━━━ Records provided
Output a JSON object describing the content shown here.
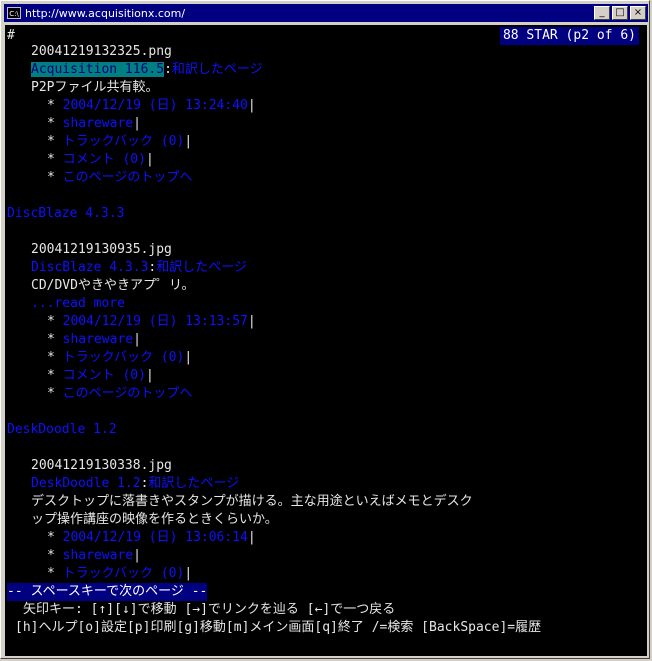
{
  "window": {
    "title": "http://www.acquisitionx.com/",
    "icon_text": "C:\\",
    "buttons": {
      "minimize": "_",
      "maximize": "□",
      "close": "×"
    }
  },
  "console": {
    "hash": "#",
    "status_right": "88 STAR (p2 of 6)",
    "entries": [
      {
        "filename": "20041219132325.png",
        "title_link": "Acquisition 116.5",
        "translated_link": "和訳したページ",
        "description": "P2Pファイル共有較。",
        "meta": [
          "2004/12/19 (日) 13:24:40",
          "shareware",
          "トラックバック (0)",
          "コメント (0)",
          "このページのトップへ"
        ]
      },
      {
        "heading": "DiscBlaze 4.3.3",
        "filename": "20041219130935.jpg",
        "title_link": "DiscBlaze 4.3.3",
        "translated_link": "和訳したページ",
        "description": "CD/DVDやきやきアプ゜リ。",
        "read_more": "...read more",
        "meta": [
          "2004/12/19 (日) 13:13:57",
          "shareware",
          "トラックバック (0)",
          "コメント (0)",
          "このページのトップへ"
        ]
      },
      {
        "heading": "DeskDoodle 1.2",
        "filename": "20041219130338.jpg",
        "title_link": "DeskDoodle 1.2",
        "translated_link": "和訳したページ",
        "description_1": "デスクトップに落書きやスタンプが描ける。主な用途といえばメモとデスク",
        "description_2": "ップ操作講座の映像を作るときくらいか。",
        "meta": [
          "2004/12/19 (日) 13:06:14",
          "shareware",
          "トラックバック (0)"
        ]
      }
    ],
    "separator": ":",
    "bullet": "*",
    "pager": "-- スペースキーで次のページ --",
    "help_line_1": "矢印キー: [↑][↓]で移動 [→]でリンクを辿る [←]で一つ戻る",
    "help_line_2": "[h]ヘルプ[o]設定[p]印刷[g]移動[m]メイン画面[q]終了 /=検索 [BackSpace]=履歴"
  }
}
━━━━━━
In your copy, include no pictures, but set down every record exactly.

◆ **Answer to this problem**
Output a JSON object describing the content shown here.
{
  "window": {
    "title": "http://www.acquisitionx.com/",
    "icon_text": "C:\\",
    "buttons": {
      "minimize": "_",
      "maximize": "□",
      "close": "×"
    }
  },
  "console": {
    "hash": "#",
    "status_right": "88 STAR (p2 of 6)",
    "entries": [
      {
        "filename": "20041219132325.png",
        "title_link": "Acquisition 116.5",
        "translated_link": "和訳したページ",
        "description": "P2Pファイル共有較。",
        "meta": [
          "2004/12/19 (日) 13:24:40",
          "shareware",
          "トラックバック (0)",
          "コメント (0)",
          "このページのトップへ"
        ]
      },
      {
        "heading": "DiscBlaze 4.3.3",
        "filename": "20041219130935.jpg",
        "title_link": "DiscBlaze 4.3.3",
        "translated_link": "和訳したページ",
        "description": "CD/DVDやきやきアプ゜リ。",
        "read_more": "...read more",
        "meta": [
          "2004/12/19 (日) 13:13:57",
          "shareware",
          "トラックバック (0)",
          "コメント (0)",
          "このページのトップへ"
        ]
      },
      {
        "heading": "DeskDoodle 1.2",
        "filename": "20041219130338.jpg",
        "title_link": "DeskDoodle 1.2",
        "translated_link": "和訳したページ",
        "description_1": "デスクトップに落書きやスタンプが描ける。主な用途といえばメモとデスク",
        "description_2": "ップ操作講座の映像を作るときくらいか。",
        "meta": [
          "2004/12/19 (日) 13:06:14",
          "shareware",
          "トラックバック (0)"
        ]
      }
    ],
    "separator": ":",
    "bullet": "*",
    "pager": "-- スペースキーで次のページ --",
    "help_line_1": "矢印キー: [↑][↓]で移動 [→]でリンクを辿る [←]で一つ戻る",
    "help_line_2": "[h]ヘルプ[o]設定[p]印刷[g]移動[m]メイン画面[q]終了 /=検索 [BackSpace]=履歴"
  }
}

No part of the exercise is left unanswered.